> **Material supplied**:
****

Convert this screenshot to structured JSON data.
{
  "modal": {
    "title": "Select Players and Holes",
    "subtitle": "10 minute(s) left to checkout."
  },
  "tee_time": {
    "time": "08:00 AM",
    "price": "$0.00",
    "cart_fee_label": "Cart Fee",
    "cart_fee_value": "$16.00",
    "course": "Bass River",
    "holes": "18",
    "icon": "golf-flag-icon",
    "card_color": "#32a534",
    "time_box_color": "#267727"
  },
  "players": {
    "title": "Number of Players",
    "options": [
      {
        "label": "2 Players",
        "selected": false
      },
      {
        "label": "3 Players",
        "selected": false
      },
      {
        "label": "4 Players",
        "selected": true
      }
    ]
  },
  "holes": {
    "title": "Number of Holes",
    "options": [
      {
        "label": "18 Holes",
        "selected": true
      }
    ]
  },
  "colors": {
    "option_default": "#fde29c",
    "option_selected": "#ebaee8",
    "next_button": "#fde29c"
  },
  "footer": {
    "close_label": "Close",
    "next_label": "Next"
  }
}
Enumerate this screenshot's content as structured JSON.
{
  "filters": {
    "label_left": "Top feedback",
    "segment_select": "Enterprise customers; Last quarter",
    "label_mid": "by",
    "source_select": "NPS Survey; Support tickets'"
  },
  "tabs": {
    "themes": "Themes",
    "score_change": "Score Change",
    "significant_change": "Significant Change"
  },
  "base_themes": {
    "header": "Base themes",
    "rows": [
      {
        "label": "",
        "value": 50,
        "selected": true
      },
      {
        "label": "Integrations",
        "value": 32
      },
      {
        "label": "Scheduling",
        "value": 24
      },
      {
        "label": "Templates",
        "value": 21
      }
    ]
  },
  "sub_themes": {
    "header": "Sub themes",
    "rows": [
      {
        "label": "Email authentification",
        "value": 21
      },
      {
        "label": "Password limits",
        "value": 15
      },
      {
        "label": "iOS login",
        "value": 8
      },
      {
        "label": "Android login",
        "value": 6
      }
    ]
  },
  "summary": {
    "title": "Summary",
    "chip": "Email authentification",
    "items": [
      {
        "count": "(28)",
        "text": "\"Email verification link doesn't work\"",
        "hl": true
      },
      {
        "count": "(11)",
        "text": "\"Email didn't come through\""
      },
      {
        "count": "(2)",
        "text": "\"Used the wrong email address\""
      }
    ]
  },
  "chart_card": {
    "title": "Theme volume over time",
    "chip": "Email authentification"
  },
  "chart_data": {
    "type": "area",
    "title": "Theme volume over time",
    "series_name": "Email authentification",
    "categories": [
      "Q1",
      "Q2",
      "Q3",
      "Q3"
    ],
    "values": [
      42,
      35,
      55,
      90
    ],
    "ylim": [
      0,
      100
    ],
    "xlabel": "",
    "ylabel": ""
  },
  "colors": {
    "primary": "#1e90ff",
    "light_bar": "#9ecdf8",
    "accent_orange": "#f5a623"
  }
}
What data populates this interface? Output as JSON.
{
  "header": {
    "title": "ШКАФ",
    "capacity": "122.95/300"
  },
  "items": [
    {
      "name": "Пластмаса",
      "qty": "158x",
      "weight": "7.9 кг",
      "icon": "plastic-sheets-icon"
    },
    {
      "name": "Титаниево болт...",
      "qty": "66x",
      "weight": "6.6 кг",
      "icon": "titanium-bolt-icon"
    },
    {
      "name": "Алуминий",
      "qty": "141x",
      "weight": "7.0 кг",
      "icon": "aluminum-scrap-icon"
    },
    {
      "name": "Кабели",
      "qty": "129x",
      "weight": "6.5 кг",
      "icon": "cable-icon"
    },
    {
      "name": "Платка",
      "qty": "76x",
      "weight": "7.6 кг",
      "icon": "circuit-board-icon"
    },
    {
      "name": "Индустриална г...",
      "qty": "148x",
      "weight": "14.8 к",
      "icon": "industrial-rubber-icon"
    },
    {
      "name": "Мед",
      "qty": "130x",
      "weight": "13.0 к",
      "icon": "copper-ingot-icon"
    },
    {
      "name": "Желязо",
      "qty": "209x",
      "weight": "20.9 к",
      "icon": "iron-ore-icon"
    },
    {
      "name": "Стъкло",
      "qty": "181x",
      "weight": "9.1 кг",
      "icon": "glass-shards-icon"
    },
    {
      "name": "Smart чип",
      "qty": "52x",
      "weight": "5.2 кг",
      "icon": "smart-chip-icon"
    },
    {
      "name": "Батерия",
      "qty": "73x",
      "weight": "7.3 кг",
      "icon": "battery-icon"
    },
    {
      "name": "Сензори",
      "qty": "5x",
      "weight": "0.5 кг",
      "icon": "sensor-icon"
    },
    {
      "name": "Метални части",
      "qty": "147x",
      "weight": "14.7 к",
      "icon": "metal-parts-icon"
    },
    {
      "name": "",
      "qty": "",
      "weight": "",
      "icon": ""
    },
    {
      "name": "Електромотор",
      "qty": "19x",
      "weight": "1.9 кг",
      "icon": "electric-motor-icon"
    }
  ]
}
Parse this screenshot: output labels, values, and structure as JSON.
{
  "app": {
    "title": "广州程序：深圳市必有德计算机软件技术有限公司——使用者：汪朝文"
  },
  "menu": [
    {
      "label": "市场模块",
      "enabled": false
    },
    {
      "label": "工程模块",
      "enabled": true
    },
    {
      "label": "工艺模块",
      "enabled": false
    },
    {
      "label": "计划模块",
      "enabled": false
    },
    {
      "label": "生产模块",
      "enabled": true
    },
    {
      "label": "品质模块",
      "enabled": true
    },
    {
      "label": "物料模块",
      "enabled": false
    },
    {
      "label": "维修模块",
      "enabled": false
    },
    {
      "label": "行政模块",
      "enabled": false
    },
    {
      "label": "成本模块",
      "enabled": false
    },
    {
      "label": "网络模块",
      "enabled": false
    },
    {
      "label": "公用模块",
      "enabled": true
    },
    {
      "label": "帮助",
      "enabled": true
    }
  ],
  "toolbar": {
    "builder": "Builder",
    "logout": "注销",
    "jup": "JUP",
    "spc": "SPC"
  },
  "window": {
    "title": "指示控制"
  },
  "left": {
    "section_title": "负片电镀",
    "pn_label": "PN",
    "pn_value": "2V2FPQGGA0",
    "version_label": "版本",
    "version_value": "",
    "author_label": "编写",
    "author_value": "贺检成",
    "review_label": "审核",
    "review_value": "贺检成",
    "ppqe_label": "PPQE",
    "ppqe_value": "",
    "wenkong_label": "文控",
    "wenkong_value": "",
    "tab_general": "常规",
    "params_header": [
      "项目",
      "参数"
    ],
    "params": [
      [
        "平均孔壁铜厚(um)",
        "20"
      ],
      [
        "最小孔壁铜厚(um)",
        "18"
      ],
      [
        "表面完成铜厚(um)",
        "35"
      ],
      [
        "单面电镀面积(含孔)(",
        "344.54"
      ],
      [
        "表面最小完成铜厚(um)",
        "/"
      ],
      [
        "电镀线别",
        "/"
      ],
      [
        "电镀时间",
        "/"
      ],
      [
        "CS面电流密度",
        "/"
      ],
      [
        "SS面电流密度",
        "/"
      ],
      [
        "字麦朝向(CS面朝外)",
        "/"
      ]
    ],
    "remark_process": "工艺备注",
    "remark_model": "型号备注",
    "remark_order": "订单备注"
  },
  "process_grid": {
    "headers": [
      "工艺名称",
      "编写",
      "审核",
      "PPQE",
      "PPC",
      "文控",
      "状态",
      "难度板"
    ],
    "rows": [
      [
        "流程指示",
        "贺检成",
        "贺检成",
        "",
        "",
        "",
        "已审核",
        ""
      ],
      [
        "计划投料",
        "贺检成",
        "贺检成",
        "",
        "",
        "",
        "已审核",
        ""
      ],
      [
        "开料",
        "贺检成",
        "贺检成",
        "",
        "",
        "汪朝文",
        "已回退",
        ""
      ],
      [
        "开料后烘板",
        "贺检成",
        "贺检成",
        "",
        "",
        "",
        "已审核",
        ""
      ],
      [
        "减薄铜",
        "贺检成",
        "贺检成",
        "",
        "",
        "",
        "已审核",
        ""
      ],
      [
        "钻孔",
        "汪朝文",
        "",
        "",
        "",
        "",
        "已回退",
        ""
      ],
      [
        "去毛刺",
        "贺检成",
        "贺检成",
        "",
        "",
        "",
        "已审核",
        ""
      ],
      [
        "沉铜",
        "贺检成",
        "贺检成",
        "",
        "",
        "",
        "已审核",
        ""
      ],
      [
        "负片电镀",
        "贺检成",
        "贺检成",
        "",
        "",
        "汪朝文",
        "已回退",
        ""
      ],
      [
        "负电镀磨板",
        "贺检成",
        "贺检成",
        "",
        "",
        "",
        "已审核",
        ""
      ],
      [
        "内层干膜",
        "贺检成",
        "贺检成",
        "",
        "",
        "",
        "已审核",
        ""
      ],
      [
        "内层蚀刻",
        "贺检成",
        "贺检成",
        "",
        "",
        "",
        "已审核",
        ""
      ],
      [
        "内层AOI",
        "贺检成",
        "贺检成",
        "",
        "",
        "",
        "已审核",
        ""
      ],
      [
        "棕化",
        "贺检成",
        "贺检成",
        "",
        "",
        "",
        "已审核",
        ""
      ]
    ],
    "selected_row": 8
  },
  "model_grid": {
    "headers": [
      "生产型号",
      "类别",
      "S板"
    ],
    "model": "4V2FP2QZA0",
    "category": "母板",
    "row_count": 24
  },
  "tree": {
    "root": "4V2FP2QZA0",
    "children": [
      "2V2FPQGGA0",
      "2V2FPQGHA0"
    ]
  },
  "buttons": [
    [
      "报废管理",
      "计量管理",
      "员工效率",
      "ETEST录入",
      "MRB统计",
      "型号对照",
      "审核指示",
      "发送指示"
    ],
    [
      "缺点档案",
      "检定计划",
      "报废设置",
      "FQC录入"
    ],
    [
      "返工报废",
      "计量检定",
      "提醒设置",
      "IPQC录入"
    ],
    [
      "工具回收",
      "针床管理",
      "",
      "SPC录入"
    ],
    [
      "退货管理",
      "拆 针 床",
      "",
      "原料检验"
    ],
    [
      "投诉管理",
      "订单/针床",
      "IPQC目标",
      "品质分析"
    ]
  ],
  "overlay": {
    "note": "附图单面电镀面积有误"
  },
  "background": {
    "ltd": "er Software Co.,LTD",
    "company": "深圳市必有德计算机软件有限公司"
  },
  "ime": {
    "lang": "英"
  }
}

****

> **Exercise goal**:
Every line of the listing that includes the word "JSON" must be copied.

> **Solved problem**:
Convert this screenshot to structured JSON data.
Enumerate this screenshot's content as structured JSON.
What data populates this interface? Output as JSON.
Parse this screenshot: output labels, values, and structure as JSON.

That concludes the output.